Los Angeles, CA, April 16, 2004 – The Space Frontier Foundation hailed the U.S. government’s Office of Commercial Space Transportation (AST) for issuing the first license for a Human Sub-Orbital Rocket Launch. AST has issued licenses for over 150 commercial launches since its inception in 1984, but this is the first license to authorize a civilian human carrying rocket flight.
“This is a historic year for the opening of space to humanity,” said the Foundation’s Rick Tumlinson. “By issuing this license, the U.S. government has acknowledged this important new industry, and opened the door to space to the American people. We applaud those in Washington who have helped cut the red tape that has been tying these incredible rocketeers to the ground.”
The license was issued to Scaled Composites of Mojave, California to allow a series of piloted test flights of its experimental rocketship. Upon receipt of the license, the firm, headed by famed aircraft designer Burt Rutan, immediately launched its “Space Ship One” sub-orbital spacecraft on a test flight to an altitude of over 105,000 feet – achieving a speed of over Mach 2.

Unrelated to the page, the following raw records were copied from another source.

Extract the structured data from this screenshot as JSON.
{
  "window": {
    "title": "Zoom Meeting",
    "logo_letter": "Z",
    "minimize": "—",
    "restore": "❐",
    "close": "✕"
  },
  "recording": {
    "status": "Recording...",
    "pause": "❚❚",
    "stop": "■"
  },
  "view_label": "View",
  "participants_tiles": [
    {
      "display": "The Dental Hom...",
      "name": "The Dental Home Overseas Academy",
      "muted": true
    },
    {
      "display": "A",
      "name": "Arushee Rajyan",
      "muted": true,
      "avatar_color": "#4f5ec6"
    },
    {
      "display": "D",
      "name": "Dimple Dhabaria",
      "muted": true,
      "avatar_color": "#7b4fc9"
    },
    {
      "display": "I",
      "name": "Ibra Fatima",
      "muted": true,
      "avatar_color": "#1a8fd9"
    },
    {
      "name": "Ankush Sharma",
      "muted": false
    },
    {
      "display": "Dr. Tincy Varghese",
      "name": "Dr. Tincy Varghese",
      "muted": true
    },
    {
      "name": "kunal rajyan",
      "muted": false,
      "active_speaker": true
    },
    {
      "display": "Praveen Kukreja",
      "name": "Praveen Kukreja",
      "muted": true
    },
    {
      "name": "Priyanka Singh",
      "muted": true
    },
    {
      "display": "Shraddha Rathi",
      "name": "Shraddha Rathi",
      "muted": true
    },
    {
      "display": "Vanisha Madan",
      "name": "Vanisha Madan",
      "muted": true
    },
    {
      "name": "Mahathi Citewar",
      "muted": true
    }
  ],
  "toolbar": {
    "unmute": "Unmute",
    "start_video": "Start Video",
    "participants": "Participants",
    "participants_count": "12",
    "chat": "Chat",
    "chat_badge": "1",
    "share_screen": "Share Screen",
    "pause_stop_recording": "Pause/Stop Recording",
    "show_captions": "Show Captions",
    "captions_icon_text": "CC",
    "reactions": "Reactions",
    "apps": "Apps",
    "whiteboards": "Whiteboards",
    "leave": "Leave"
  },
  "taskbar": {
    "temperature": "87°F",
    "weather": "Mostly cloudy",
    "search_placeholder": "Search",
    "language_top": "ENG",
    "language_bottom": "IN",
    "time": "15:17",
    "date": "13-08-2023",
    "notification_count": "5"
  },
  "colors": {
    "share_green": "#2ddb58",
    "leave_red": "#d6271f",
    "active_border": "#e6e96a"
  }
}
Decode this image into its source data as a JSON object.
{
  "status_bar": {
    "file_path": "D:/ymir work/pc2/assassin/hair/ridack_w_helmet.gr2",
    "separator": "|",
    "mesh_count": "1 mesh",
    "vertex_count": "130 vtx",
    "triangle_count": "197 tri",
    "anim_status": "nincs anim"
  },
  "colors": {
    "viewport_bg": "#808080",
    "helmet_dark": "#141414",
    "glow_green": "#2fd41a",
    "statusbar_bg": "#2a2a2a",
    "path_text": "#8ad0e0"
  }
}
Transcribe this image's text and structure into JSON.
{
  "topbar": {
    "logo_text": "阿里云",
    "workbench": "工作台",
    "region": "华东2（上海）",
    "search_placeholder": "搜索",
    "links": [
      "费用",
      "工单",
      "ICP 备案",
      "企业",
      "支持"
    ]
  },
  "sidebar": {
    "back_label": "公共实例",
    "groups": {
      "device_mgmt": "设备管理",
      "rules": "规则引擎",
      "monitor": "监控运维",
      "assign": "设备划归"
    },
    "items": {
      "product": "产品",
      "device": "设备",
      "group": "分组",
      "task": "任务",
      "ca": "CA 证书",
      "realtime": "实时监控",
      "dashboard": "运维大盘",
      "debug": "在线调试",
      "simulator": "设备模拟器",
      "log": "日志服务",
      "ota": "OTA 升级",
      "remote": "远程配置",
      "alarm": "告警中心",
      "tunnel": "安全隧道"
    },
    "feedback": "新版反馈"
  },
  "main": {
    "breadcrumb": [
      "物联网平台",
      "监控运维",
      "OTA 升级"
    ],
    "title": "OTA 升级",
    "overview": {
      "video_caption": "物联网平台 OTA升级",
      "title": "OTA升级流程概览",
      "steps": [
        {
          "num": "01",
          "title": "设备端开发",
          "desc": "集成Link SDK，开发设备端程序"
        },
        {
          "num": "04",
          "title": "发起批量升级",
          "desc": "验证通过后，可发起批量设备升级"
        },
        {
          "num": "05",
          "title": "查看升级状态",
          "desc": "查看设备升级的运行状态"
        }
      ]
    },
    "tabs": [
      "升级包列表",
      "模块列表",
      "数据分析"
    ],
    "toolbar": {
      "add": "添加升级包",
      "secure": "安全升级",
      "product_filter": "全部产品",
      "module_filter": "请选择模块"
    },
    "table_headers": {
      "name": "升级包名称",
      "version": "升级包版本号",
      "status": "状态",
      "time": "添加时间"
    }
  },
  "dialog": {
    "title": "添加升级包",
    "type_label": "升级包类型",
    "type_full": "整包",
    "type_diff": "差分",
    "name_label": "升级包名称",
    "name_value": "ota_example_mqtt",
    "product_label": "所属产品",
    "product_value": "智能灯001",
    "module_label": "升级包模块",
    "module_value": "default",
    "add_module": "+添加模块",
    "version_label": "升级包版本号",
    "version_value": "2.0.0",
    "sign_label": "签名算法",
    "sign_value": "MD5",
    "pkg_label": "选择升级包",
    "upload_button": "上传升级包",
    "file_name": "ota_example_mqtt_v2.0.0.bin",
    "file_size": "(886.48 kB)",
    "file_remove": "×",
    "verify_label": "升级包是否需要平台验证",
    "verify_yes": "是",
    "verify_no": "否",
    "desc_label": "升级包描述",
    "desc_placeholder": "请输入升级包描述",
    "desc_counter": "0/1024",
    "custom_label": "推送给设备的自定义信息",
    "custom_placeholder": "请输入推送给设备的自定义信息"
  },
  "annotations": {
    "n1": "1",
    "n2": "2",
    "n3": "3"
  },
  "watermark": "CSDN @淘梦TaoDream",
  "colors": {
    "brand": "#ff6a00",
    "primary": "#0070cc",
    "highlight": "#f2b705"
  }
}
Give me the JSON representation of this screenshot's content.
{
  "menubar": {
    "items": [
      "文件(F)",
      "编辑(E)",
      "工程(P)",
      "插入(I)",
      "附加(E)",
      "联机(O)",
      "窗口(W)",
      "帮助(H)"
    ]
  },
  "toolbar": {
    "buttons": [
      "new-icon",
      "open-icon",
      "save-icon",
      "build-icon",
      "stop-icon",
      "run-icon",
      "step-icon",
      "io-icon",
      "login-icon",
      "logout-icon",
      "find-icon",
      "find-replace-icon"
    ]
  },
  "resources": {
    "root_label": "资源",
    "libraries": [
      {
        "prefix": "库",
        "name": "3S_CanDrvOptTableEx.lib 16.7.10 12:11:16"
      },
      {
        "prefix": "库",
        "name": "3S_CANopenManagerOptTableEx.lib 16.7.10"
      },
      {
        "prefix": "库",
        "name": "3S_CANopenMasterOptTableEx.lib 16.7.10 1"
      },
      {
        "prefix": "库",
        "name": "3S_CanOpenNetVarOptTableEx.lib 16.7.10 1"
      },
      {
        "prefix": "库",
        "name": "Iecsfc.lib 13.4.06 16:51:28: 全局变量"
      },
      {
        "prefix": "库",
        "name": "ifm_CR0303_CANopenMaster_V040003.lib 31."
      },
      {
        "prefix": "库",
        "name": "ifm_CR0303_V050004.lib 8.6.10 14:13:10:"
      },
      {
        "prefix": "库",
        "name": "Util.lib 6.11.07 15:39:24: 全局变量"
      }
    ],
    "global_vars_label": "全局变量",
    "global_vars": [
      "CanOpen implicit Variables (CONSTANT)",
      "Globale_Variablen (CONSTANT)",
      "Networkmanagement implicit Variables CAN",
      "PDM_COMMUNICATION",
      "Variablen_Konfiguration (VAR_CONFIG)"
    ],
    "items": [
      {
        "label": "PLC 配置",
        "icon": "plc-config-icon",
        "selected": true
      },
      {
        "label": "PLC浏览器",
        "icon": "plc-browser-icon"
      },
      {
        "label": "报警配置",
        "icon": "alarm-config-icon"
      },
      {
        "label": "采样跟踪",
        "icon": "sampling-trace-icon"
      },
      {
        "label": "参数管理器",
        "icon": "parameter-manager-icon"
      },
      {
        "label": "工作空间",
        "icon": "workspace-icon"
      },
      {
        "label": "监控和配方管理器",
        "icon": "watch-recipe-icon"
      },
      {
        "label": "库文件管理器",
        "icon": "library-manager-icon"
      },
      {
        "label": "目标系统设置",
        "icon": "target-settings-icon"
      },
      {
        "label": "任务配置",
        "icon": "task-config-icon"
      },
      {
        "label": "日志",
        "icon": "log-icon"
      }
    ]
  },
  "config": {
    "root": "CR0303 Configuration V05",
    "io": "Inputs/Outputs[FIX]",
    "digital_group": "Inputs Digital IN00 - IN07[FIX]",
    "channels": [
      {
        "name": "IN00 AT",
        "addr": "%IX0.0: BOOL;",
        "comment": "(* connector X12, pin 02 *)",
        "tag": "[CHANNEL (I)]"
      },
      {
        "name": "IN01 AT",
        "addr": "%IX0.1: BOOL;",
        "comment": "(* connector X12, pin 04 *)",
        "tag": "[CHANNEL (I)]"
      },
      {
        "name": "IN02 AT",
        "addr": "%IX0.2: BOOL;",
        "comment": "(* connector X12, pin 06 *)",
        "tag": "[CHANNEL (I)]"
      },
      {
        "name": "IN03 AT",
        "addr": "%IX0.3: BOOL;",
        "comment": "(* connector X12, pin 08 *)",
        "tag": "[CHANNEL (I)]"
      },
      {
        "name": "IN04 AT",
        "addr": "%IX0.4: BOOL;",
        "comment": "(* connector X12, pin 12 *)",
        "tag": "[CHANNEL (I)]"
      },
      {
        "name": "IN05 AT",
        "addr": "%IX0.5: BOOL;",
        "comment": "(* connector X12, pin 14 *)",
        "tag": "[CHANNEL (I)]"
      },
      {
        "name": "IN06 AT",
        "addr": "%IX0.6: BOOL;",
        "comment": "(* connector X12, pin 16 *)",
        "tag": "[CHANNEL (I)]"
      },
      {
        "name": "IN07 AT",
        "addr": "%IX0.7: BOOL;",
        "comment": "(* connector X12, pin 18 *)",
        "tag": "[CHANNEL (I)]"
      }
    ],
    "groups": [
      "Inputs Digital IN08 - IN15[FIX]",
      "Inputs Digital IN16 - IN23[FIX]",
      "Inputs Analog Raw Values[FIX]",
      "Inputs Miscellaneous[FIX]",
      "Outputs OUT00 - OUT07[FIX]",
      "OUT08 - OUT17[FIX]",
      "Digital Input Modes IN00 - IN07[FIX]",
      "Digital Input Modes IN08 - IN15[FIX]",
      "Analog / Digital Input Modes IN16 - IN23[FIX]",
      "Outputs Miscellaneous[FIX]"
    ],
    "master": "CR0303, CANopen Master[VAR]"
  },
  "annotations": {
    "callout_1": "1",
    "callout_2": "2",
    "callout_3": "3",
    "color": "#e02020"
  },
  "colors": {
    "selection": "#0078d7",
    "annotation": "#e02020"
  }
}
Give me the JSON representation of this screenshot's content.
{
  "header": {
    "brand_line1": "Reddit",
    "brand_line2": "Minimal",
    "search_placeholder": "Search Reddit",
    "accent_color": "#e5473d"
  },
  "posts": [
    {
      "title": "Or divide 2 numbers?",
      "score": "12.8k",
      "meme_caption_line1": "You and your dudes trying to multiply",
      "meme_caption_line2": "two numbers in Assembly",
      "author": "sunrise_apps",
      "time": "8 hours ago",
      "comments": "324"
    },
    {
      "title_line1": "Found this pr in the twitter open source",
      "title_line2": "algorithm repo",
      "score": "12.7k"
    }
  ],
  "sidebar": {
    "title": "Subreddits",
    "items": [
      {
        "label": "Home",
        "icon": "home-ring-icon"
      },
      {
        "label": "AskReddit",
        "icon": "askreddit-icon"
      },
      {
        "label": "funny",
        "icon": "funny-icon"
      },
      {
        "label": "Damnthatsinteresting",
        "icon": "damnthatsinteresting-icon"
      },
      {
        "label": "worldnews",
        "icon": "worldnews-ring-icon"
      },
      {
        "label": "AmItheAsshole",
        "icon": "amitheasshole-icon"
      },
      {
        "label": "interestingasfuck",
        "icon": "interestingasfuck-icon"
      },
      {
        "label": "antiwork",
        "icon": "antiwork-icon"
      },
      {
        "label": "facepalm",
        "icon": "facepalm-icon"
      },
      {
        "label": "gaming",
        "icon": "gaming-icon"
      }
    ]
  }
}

“At a time when many have been decrying the loss of technological leadership by the U.S., this step shows that some people in our government recognize where the future lies for this nation – straight up,” he continued. “While protecting public and environmental safety, the new licensing system developed by AST will allow rapid progress in this extremely important new field. More licenses mean more vehicles flying and more vehicles flying means faster development.”
As other firms move through the new licensing process, the Foundation is looking forward to several new entrants in the field of commercial human spaceflight, creating a competitive renaissance in a field traditionally dominated by high cost, limited use, government oriented projects. The Foundation, which has long fought for an open frontier in space, congratulated the FAA (the home of the AST) and enthusiastically supports the work of visionary leaders like Patti Grace Smith, who heads the office and has championed this cause for many years.
Tumlinson added, “Patti and her team have taken many risks and spent a long time learning the needs and realities of these new space pioneers. By creating a more certain environment, they can now raise the capital they need to build these great new rocketships. Working together, the government and private sector can greatly speed the time when you and I can buy a ticket to ride into space ourselves. The frontier is nearly at hand.”